* Exercise goal *
Quote all lines below exactly. Images stay out.

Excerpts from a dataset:
= = =
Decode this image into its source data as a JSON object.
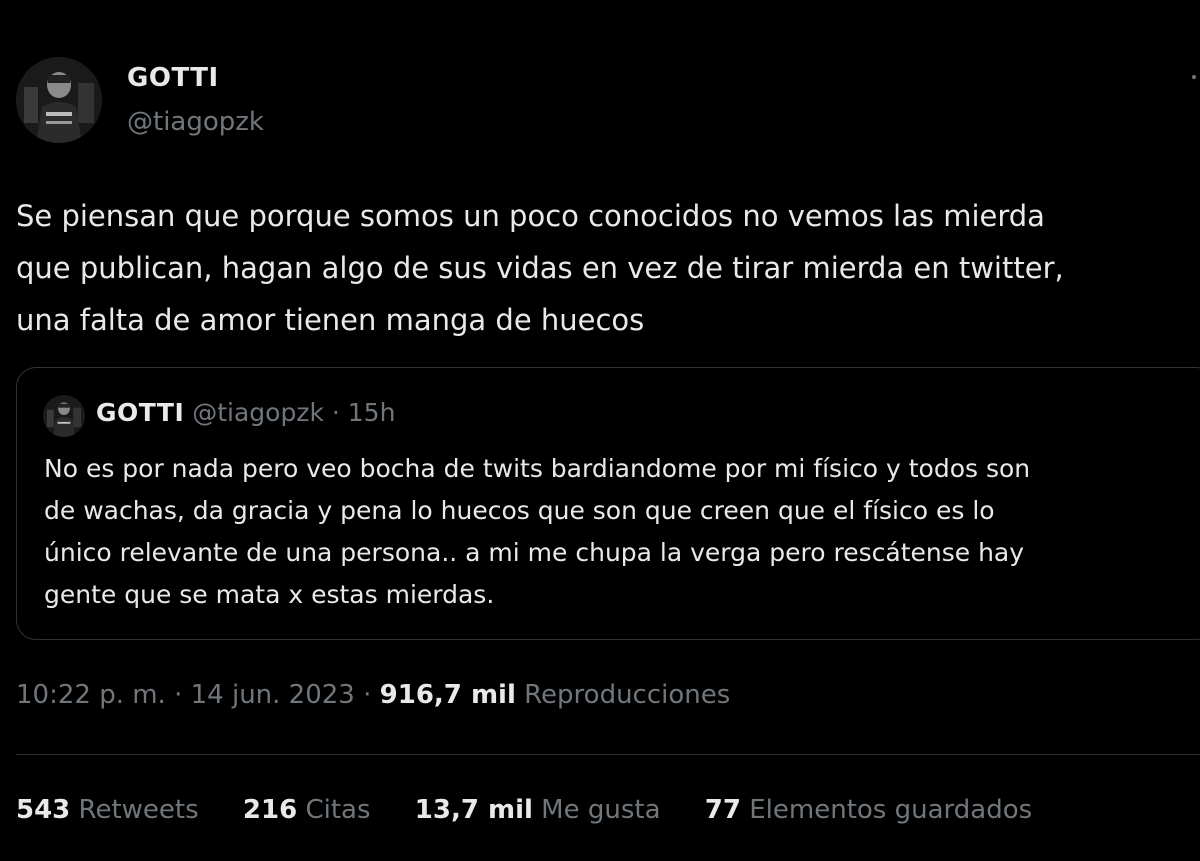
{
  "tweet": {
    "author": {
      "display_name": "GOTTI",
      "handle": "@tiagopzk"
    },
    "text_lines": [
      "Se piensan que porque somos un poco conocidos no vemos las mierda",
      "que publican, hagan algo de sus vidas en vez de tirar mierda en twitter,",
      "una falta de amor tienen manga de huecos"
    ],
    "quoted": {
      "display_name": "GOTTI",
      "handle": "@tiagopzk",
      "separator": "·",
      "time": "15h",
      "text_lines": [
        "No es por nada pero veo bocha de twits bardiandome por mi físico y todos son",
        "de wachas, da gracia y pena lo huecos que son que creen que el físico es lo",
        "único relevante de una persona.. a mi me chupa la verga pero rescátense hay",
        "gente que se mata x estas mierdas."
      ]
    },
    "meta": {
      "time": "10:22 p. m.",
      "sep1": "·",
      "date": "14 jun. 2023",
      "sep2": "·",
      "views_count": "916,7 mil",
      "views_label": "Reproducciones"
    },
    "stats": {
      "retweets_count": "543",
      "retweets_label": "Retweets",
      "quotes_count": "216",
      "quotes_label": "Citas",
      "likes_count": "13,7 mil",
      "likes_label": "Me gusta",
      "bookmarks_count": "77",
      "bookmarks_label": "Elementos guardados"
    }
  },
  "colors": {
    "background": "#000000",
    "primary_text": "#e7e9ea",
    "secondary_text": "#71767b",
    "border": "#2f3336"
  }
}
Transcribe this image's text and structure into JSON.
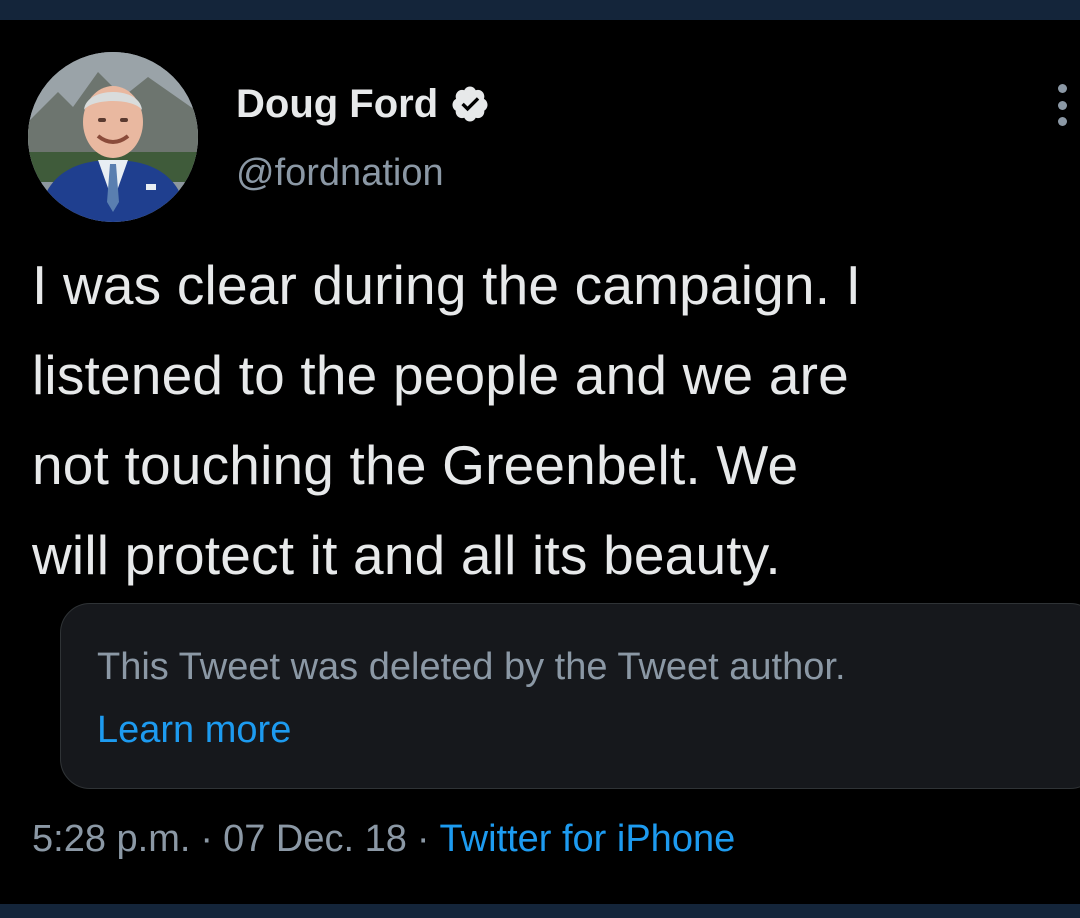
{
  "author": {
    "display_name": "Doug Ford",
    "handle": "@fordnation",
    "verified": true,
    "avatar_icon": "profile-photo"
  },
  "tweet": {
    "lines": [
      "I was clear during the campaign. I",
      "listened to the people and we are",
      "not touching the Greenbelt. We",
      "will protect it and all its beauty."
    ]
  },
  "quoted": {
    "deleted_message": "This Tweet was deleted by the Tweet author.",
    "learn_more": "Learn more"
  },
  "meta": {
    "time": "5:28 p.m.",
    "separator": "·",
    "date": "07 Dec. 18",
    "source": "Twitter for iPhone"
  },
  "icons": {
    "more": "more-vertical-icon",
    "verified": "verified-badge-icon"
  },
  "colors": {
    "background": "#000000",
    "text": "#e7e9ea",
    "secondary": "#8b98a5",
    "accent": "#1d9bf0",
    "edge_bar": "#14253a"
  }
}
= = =
* Finished exercise *
Decode this image into its source data as a JSON object.
{
  "tweet": {
    "author": {
      "display_name": "GOTTI",
      "handle": "@tiagopzk"
    },
    "text_lines": [
      "Se piensan que porque somos un poco conocidos no vemos las mierda",
      "que publican, hagan algo de sus vidas en vez de tirar mierda en twitter,",
      "una falta de amor tienen manga de huecos"
    ],
    "quoted": {
      "display_name": "GOTTI",
      "handle": "@tiagopzk",
      "separator": "·",
      "time": "15h",
      "text_lines": [
        "No es por nada pero veo bocha de twits bardiandome por mi físico y todos son",
        "de wachas, da gracia y pena lo huecos que son que creen que el físico es lo",
        "único relevante de una persona.. a mi me chupa la verga pero rescátense hay",
        "gente que se mata x estas mierdas."
      ]
    },
    "meta": {
      "time": "10:22 p. m.",
      "sep1": "·",
      "date": "14 jun. 2023",
      "sep2": "·",
      "views_count": "916,7 mil",
      "views_label": "Reproducciones"
    },
    "stats": {
      "retweets_count": "543",
      "retweets_label": "Retweets",
      "quotes_count": "216",
      "quotes_label": "Citas",
      "likes_count": "13,7 mil",
      "likes_label": "Me gusta",
      "bookmarks_count": "77",
      "bookmarks_label": "Elementos guardados"
    }
  },
  "colors": {
    "background": "#000000",
    "primary_text": "#e7e9ea",
    "secondary_text": "#71767b",
    "border": "#2f3336"
  }
}
Transcribe this image's text and structure into JSON.
{
  "author": {
    "display_name": "Doug Ford",
    "handle": "@fordnation",
    "verified": true,
    "avatar_icon": "profile-photo"
  },
  "tweet": {
    "lines": [
      "I was clear during the campaign. I",
      "listened to the people and we are",
      "not touching the Greenbelt. We",
      "will protect it and all its beauty."
    ]
  },
  "quoted": {
    "deleted_message": "This Tweet was deleted by the Tweet author.",
    "learn_more": "Learn more"
  },
  "meta": {
    "time": "5:28 p.m.",
    "separator": "·",
    "date": "07 Dec. 18",
    "source": "Twitter for iPhone"
  },
  "icons": {
    "more": "more-vertical-icon",
    "verified": "verified-badge-icon"
  },
  "colors": {
    "background": "#000000",
    "text": "#e7e9ea",
    "secondary": "#8b98a5",
    "accent": "#1d9bf0",
    "edge_bar": "#14253a"
  }
}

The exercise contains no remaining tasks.